Mark La Monica is the deputy sports editor for cross media at Newsday and writes about mixed martial
He's young and energetic, exciting and good looking, charismatic and magnetic. Let's just hope Jon "Bones" Jones possesses good enough balance in his 6-4 frame to not trip over all the things being thrown at his feet as the newest star in mixed martial arts.
"I'm just relaxing, enjoying my kids and family and eating cheeseburgers and being 23," said Jones, who won the UFC light heavyweight championship two weeks ago with a crushing defeat of Mauricio "Shogun" Rua.
Five days later, Jones became the first UFC fighter to appear on "The Tonight Show." See his verified Twitter account @jonnybones for the pictures to prove he's "being 23" and loving every minute of it.
And why shouldn't he? The young man, just three years removed from watching fight clips on YouTube and thinking to himself, "I can do that," Jones won the title. He sits atop his division in the biggest mixed martial arts promotion in the world. Some even go so far to say Jones is the new poster boy for the UFC.
"I'm enjoying the ride," he said. "I see myself as the face of the light heavyweight division, but not of the UFC."
Jones is a spiritual person and a father to children ages 1, 2 and 3. As glorious a ride as it must be to wrap your waist with gold and be the envy of males 18-34 across the country, Jones remains grounded in reality.
"If I didn't have my kids, I wouldn't go so hard all the time," said Jones, who grew up in upstate Ithaca. "Surviving for those guys is more cool than being the champion of the world. Knowing that my kids don't have to worry about where they're going to get their next meal is really my drive."
He's thinking about finding a hobby to occupy his downtime. His first thought about what to do: "Maybe get a membership at a fitness center."
This from a man who does things in the octagon that people haven't seen before. And he does it with flair and flash at blinding speeds. A fighter with just three years experience -- a kid, in fight terms -- shouldn't be making a champion and MMA legend look like someone who won an online fan auction to fight in the octagon.
That's what happened to Rua, who managed to connect on a total of 13 strikes before falling to the 87th and final strike (a knee) from Jones in the third round.

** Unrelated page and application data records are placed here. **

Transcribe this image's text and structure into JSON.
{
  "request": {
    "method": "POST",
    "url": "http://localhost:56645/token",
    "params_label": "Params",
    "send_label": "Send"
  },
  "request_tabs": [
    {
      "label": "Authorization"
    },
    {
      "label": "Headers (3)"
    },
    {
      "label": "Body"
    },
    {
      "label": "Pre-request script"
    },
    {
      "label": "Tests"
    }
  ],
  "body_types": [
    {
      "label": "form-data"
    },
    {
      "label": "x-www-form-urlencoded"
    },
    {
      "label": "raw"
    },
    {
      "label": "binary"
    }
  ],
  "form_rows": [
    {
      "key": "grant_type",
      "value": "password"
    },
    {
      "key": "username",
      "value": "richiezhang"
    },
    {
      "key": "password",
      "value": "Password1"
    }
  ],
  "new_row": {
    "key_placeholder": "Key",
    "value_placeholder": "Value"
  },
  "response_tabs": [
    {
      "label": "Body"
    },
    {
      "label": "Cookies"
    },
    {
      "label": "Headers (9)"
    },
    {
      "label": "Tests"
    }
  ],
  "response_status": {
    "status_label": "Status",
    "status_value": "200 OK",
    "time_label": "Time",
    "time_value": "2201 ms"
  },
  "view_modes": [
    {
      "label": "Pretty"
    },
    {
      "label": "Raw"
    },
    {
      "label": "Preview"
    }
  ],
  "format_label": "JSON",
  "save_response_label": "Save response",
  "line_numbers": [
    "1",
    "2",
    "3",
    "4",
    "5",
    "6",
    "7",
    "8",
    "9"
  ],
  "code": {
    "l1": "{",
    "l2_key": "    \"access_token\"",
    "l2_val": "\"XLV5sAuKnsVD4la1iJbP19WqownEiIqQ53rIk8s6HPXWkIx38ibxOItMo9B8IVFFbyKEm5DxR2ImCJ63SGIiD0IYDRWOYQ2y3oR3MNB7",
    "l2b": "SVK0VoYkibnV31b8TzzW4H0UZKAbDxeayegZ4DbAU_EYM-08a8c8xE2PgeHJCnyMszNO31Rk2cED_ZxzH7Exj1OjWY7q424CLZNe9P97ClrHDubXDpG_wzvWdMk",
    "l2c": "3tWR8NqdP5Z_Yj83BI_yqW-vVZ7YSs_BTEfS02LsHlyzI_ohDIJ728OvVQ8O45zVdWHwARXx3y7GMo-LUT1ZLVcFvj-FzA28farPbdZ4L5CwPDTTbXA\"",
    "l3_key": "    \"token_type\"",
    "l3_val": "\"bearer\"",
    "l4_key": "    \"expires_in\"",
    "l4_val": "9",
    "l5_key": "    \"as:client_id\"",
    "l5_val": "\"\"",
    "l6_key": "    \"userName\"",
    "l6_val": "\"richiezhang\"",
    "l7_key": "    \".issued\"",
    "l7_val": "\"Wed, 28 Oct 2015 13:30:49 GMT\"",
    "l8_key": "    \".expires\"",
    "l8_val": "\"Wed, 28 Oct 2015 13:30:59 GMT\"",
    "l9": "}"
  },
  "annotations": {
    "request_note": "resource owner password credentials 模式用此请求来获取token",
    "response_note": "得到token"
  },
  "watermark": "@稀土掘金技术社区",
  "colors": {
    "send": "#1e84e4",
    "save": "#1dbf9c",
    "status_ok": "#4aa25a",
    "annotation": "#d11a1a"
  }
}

With such promise and hype comes pressure. Piles of it. Fans expect Jones to reinvent a sport he is still very much learning. It's part of that "What's next?" mentality pervading our daily lives. We have so much at the touch of a button or the swipe of a screen, we often struggle to appreciate what happens right in front of us.
"It's actually a pressure that people have put upon me that I never asked for," said Jones (13-1, 7-1 UFC). "I never joined the sport saying I want to be the blueprint of what fighting is, and I want to be looked at as the whole future of martial arts."
Jones strives to be a good person -- heck, he foiled a burglary attempt just a few hours before his title fight -- and accepts the challenge bestowed upon him.
"It's a crazy responsibility to have and I guess that's going to keep me really passionate about learning it and expanding my game," Jones said. "I just try to be me and if people see greatness, obviously that's sweet. It's me now. I'm aware of it. I always hear 'The Future, the Future, the Future,' almost as if my nickname is that instead of 'Bones.' I just have to keep working and live up to all this potential. And it's great. Everyone should strive high, and I just have more of a reason to not settle."